What the task requires — Filter the records down to the lines that hold the word "JSON", and copy each of those lines.

Top of Material for this exercise

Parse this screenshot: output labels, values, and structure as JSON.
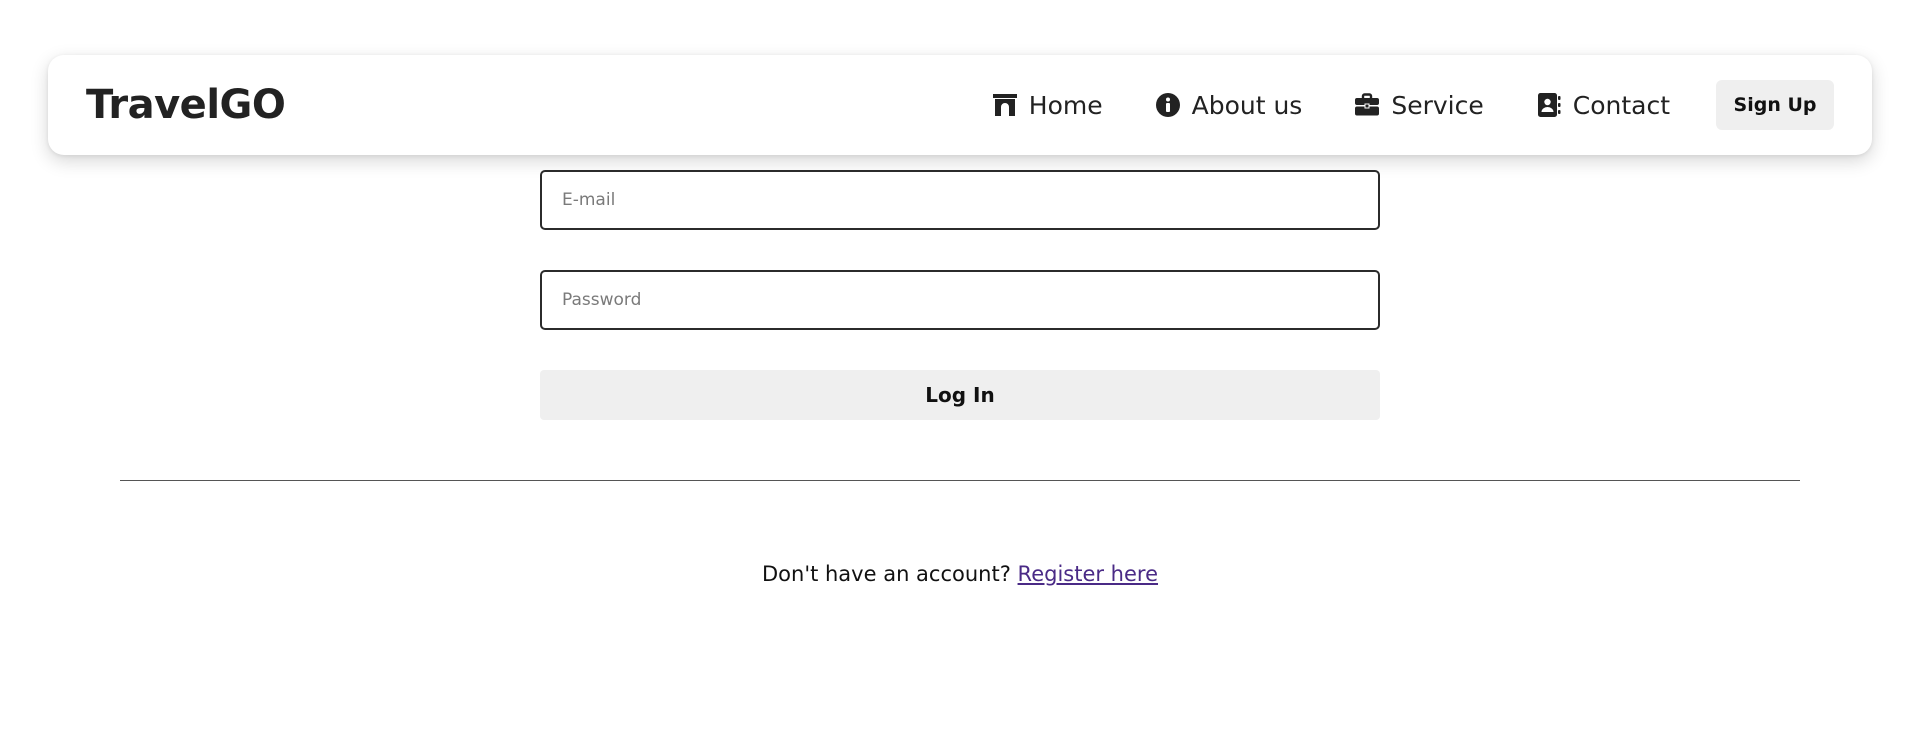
{
  "navbar": {
    "brand": "TravelGO",
    "links": [
      {
        "label": "Home",
        "icon": "archway-icon"
      },
      {
        "label": "About us",
        "icon": "info-circle-icon"
      },
      {
        "label": "Service",
        "icon": "briefcase-icon"
      },
      {
        "label": "Contact",
        "icon": "address-book-icon"
      }
    ],
    "signup_label": "Sign Up"
  },
  "form": {
    "email_placeholder": "E-mail",
    "email_value": "",
    "password_placeholder": "Password",
    "password_value": "",
    "login_label": "Log In"
  },
  "footer": {
    "prompt": "Don't have an account?",
    "register_label": "Register here"
  },
  "colors": {
    "text": "#222222",
    "button_bg": "#efefef",
    "link": "#4a2a86",
    "input_border": "#2b2b2b"
  }
}
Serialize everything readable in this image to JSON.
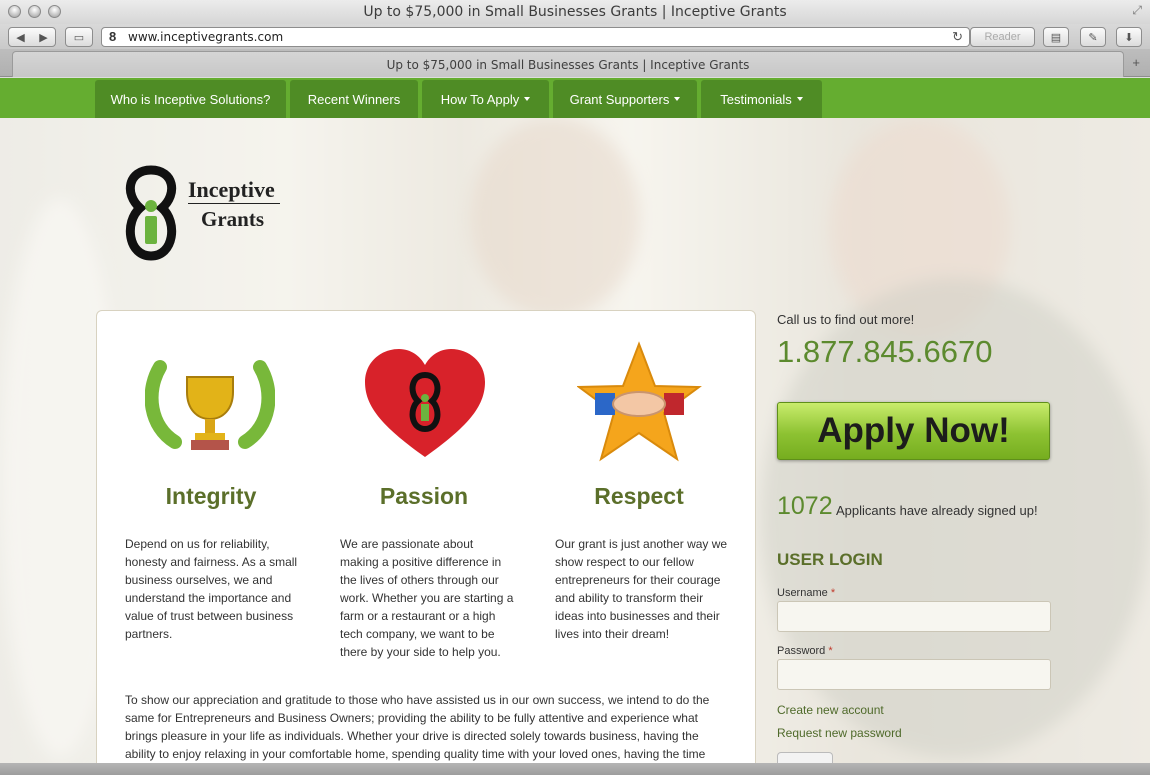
{
  "browser": {
    "window_title": "Up to $75,000 in Small Businesses Grants | Inceptive Grants",
    "url": "www.inceptivegrants.com",
    "reader_label": "Reader",
    "tab_title": "Up to $75,000 in Small Businesses Grants | Inceptive Grants",
    "icons": [
      "back-icon",
      "forward-icon",
      "bookmarks-icon",
      "reload-icon",
      "sidebar-icon",
      "css-icon",
      "download-icon",
      "new-tab-icon"
    ]
  },
  "nav": {
    "items": [
      {
        "label": "Who is Inceptive Solutions?"
      },
      {
        "label": "Recent Winners"
      },
      {
        "label": "How To Apply"
      },
      {
        "label": "Grant Supporters"
      },
      {
        "label": "Testimonials"
      }
    ]
  },
  "logo": {
    "line1": "Inceptive",
    "line2": "Grants"
  },
  "values": [
    {
      "title": "Integrity",
      "icon": "trophy-icon",
      "text": "Depend on us for reliability, honesty and fairness. As a small business ourselves, we and understand the importance and value of trust between business partners."
    },
    {
      "title": "Passion",
      "icon": "heart-icon",
      "text": "We are passionate about making a positive difference in the lives of others through our work. Whether you are starting a farm or a restaurant or a high tech company, we want to be there by your side to help you."
    },
    {
      "title": "Respect",
      "icon": "handshake-star-icon",
      "text": "Our grant is just another way we show respect to our fellow entrepreneurs for their courage and ability to transform their ideas into businesses and their lives into their dream!"
    }
  ],
  "appreciation": "To show our appreciation and gratitude to those who have assisted us in our own success, we intend to do the same for Entrepreneurs and Business Owners; providing the ability to be fully attentive and experience what brings pleasure in your life as individuals. Whether your drive is directed solely towards business, having the ability to enjoy relaxing in your comfortable home, spending quality time with your loved ones, having the time",
  "sidebar": {
    "call_us": "Call us to find out more!",
    "phone": "1.877.845.6670",
    "apply_label": "Apply Now!",
    "signup_count": "1072",
    "signup_text": "Applicants have already signed up!",
    "login_heading": "USER LOGIN",
    "username_label": "Username",
    "password_label": "Password",
    "required_mark": "*",
    "create_account": "Create new account",
    "request_password": "Request new password"
  },
  "colors": {
    "nav_green": "#65ad30",
    "nav_item": "#4f8c25",
    "accent_green": "#5c8a2e",
    "title_olive": "#5b6f2a"
  }
}
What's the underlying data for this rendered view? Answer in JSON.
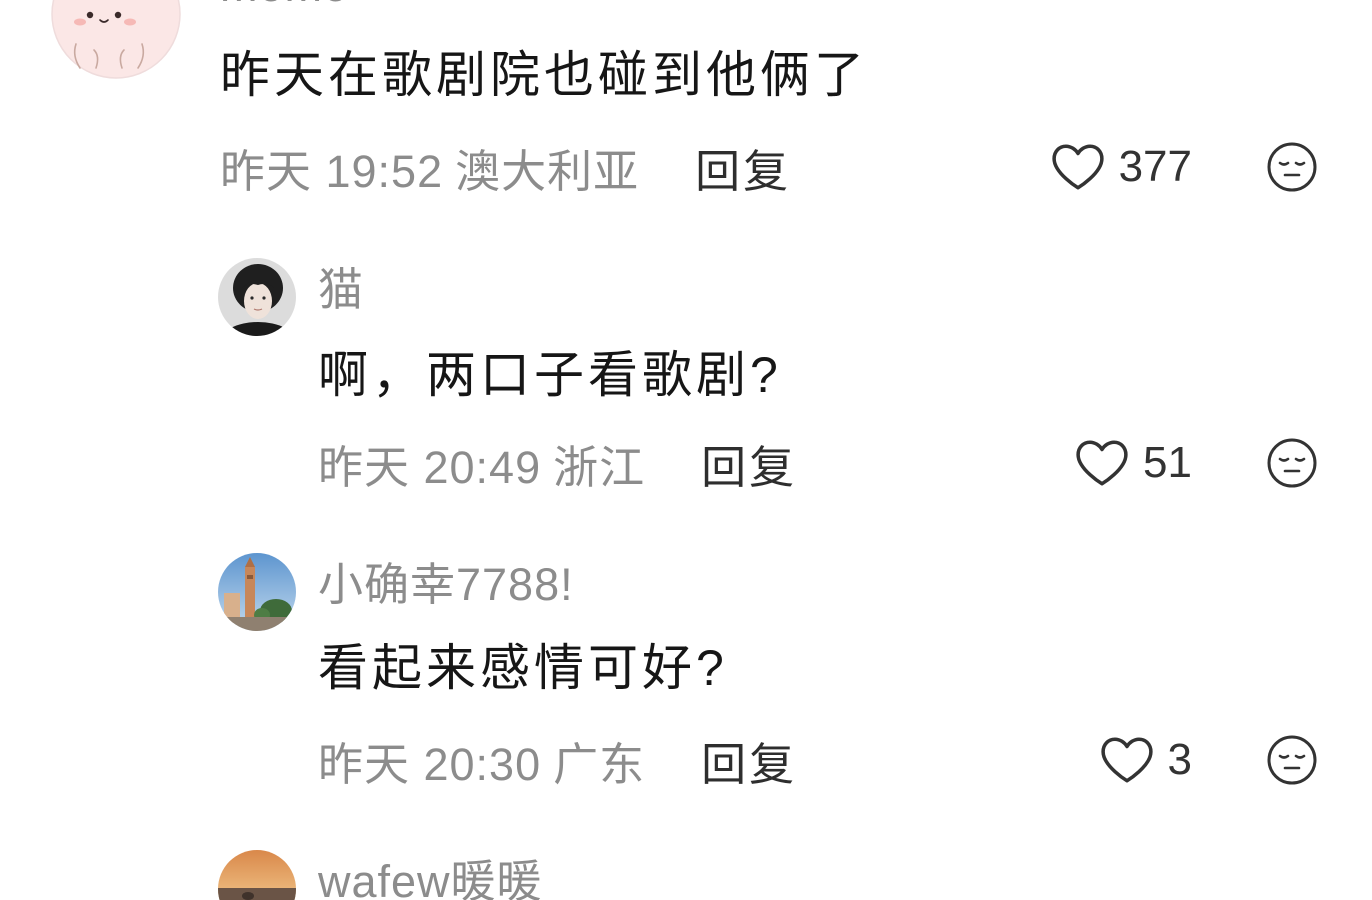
{
  "colors": {
    "background": "#ffffff",
    "text": "#161616",
    "meta": "#8c8c8c",
    "action": "#2e2e2e"
  },
  "icons": {
    "like": "heart-icon",
    "dislike": "meh-face-icon"
  },
  "comment": {
    "username": "momo",
    "text": "昨天在歌剧院也碰到他俩了",
    "time": "昨天 19:52",
    "location": "澳大利亚",
    "reply_label": "回复",
    "likes": "377"
  },
  "replies": [
    {
      "username": "猫",
      "text": "啊，两口子看歌剧?",
      "time": "昨天 20:49",
      "location": "浙江",
      "reply_label": "回复",
      "likes": "51"
    },
    {
      "username": "小确幸7788!",
      "text": "看起来感情可好?",
      "time": "昨天 20:30",
      "location": "广东",
      "reply_label": "回复",
      "likes": "3"
    },
    {
      "username": "wafew暖暖"
    }
  ]
}
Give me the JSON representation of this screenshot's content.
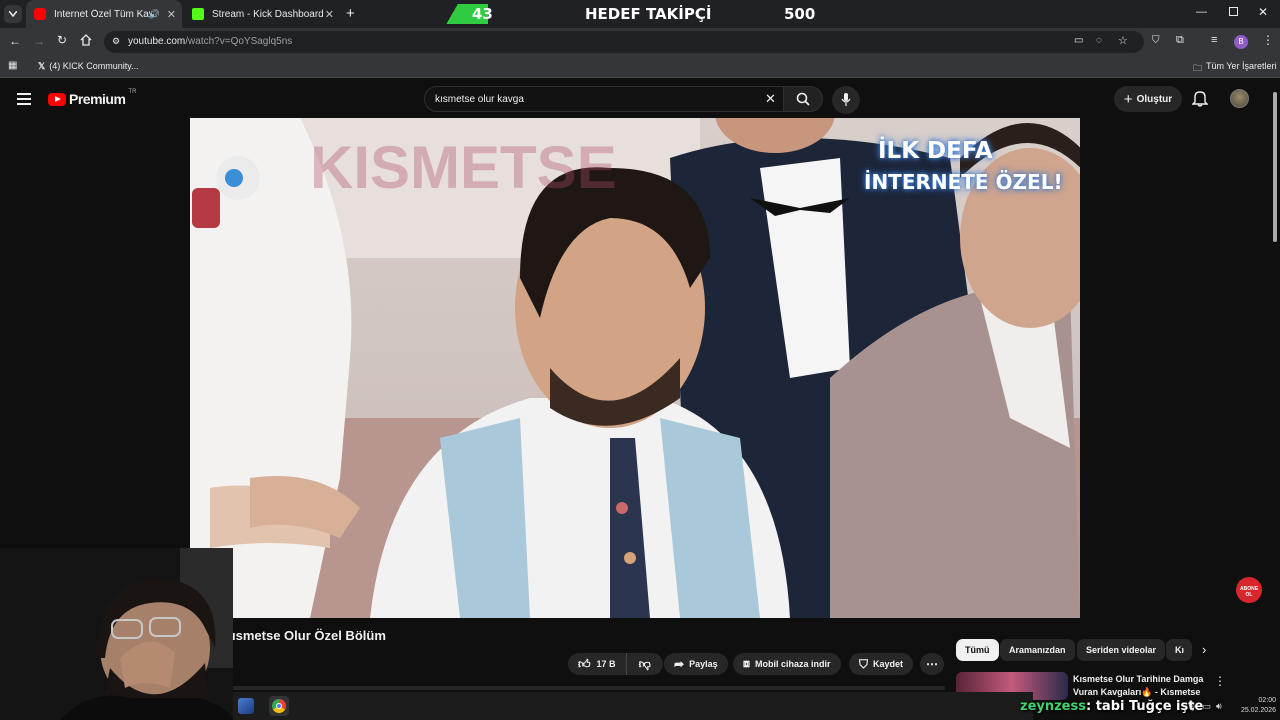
{
  "browser": {
    "tabs": [
      {
        "label": "İnternet Özel Tüm Kavgala",
        "active": true,
        "favicon_color": "#ff0000"
      },
      {
        "label": "Stream - Kick Dashboard",
        "active": false,
        "favicon_color": "#53fc18"
      }
    ],
    "url_host": "youtube.com",
    "url_path": "/watch?v=QoYSaglq5ns",
    "bookmarks": [
      {
        "label": "(4) KICK Community..."
      }
    ],
    "all_bookmarks_label": "Tüm Yer İşaretleri",
    "profile_letter": "B"
  },
  "stream_overlay": {
    "current": "43",
    "title": "HEDEF TAKİPÇİ",
    "goal": "500"
  },
  "youtube": {
    "logo_text": "Premium",
    "region": "TR",
    "search_value": "kısmetse olur kavga",
    "create_label": "Oluştur"
  },
  "video": {
    "watermark_line1": "İLK DEFA",
    "watermark_line2": "İNTERNETE ÖZEL!",
    "set_text": "KISMETSE",
    "subscribe_badge": "ABONE OL",
    "title": "ısmetse Olur Özel Bölüm"
  },
  "actions": {
    "likes": "17 B",
    "share": "Paylaş",
    "download": "Mobil cihaza indir",
    "save": "Kaydet"
  },
  "chips": [
    "Tümü",
    "Aramanızdan",
    "Seriden videolar",
    "Kı"
  ],
  "recommendation": {
    "title_line1": "Kısmetse Olur Tarihine Damga",
    "title_line2": "Vuran Kavgaları🔥 - Kısmetse"
  },
  "chat": {
    "user": "zeynzess",
    "message": ": tabi Tuğçe işte"
  },
  "system_tray": {
    "time": "02:00",
    "date": "25.02.2026"
  }
}
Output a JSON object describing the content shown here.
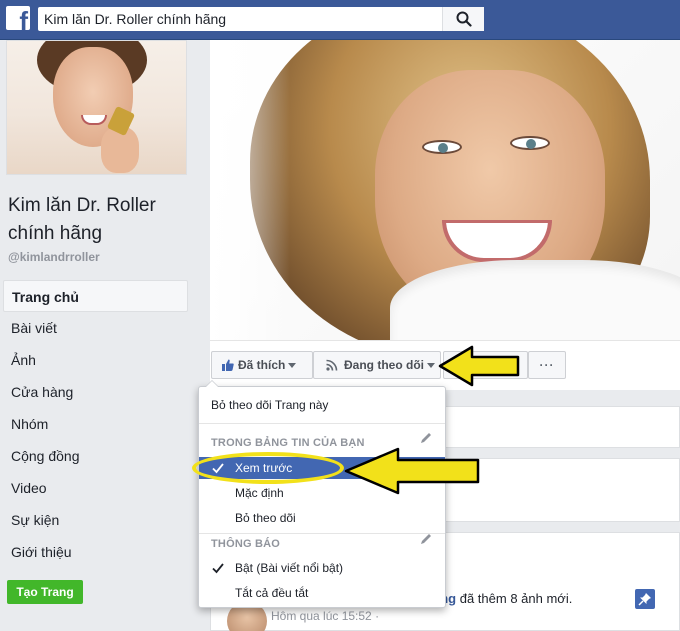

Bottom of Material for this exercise

Expected answer —
Parse this screenshot: output labels, values, and structure as JSON.
Serialize everything readable in this image to JSON.
What's the underlying data for this rendered view? Answer in JSON.
Give me the JSON representation of this screenshot's content.
Output a JSON object describing the content shown here.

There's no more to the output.